BEGIN

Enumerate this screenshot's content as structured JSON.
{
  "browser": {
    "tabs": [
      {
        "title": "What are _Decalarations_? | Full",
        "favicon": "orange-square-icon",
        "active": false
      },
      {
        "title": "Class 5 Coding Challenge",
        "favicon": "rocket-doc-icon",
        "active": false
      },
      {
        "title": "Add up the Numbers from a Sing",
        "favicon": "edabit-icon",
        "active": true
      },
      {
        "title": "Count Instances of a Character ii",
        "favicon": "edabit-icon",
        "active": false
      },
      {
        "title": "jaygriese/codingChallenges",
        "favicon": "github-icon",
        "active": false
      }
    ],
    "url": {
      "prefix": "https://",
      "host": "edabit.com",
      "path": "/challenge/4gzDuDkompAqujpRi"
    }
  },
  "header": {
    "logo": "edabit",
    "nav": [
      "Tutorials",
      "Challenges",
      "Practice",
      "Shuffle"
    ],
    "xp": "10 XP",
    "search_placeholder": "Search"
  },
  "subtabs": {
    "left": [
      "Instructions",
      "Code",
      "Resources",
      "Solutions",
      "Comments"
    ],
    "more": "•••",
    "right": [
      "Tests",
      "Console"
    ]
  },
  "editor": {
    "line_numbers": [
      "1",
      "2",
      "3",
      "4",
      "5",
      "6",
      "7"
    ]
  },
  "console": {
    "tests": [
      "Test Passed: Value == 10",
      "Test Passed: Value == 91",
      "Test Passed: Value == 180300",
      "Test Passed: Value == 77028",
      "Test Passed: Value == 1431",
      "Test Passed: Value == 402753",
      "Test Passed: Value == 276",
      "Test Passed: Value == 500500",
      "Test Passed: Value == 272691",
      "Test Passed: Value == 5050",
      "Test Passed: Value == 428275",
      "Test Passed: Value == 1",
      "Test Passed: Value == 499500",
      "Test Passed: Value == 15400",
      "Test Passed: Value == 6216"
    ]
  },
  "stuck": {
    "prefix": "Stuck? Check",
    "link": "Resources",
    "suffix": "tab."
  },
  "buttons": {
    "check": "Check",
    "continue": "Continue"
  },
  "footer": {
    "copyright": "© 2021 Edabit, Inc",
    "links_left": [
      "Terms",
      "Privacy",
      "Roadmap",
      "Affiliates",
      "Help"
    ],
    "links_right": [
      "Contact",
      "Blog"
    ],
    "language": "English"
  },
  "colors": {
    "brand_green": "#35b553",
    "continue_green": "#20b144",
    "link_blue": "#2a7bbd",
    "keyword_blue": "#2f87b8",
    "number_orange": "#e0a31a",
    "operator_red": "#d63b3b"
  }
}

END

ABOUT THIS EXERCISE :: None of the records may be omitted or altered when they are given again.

TASK RESPONSE ::
Enumerate this screenshot's content as structured JSON.
{
  "browser": {
    "tabs": [
      {
        "title": "What are _Decalarations_? | Full",
        "favicon": "orange-square-icon",
        "active": false
      },
      {
        "title": "Class 5 Coding Challenge",
        "favicon": "rocket-doc-icon",
        "active": false
      },
      {
        "title": "Add up the Numbers from a Sing",
        "favicon": "edabit-icon",
        "active": true
      },
      {
        "title": "Count Instances of a Character ii",
        "favicon": "edabit-icon",
        "active": false
      },
      {
        "title": "jaygriese/codingChallenges",
        "favicon": "github-icon",
        "active": false
      }
    ],
    "url": {
      "prefix": "https://",
      "host": "edabit.com",
      "path": "/challenge/4gzDuDkompAqujpRi"
    }
  },
  "header": {
    "logo": "edabit",
    "nav": [
      "Tutorials",
      "Challenges",
      "Practice",
      "Shuffle"
    ],
    "xp": "10 XP",
    "search_placeholder": "Search"
  },
  "subtabs": {
    "left": [
      "Instructions",
      "Code",
      "Resources",
      "Solutions",
      "Comments"
    ],
    "more": "•••",
    "right": [
      "Tests",
      "Console"
    ]
  },
  "editor": {
    "line_numbers": [
      "1",
      "2",
      "3",
      "4",
      "5",
      "6",
      "7"
    ]
  },
  "console": {
    "tests": [
      "Test Passed: Value == 10",
      "Test Passed: Value == 91",
      "Test Passed: Value == 180300",
      "Test Passed: Value == 77028",
      "Test Passed: Value == 1431",
      "Test Passed: Value == 402753",
      "Test Passed: Value == 276",
      "Test Passed: Value == 500500",
      "Test Passed: Value == 272691",
      "Test Passed: Value == 5050",
      "Test Passed: Value == 428275",
      "Test Passed: Value == 1",
      "Test Passed: Value == 499500",
      "Test Passed: Value == 15400",
      "Test Passed: Value == 6216"
    ]
  },
  "stuck": {
    "prefix": "Stuck? Check",
    "link": "Resources",
    "suffix": "tab."
  },
  "buttons": {
    "check": "Check",
    "continue": "Continue"
  },
  "footer": {
    "copyright": "© 2021 Edabit, Inc",
    "links_left": [
      "Terms",
      "Privacy",
      "Roadmap",
      "Affiliates",
      "Help"
    ],
    "links_right": [
      "Contact",
      "Blog"
    ],
    "language": "English"
  },
  "colors": {
    "brand_green": "#35b553",
    "continue_green": "#20b144",
    "link_blue": "#2a7bbd",
    "keyword_blue": "#2f87b8",
    "number_orange": "#e0a31a",
    "operator_red": "#d63b3b"
  }
}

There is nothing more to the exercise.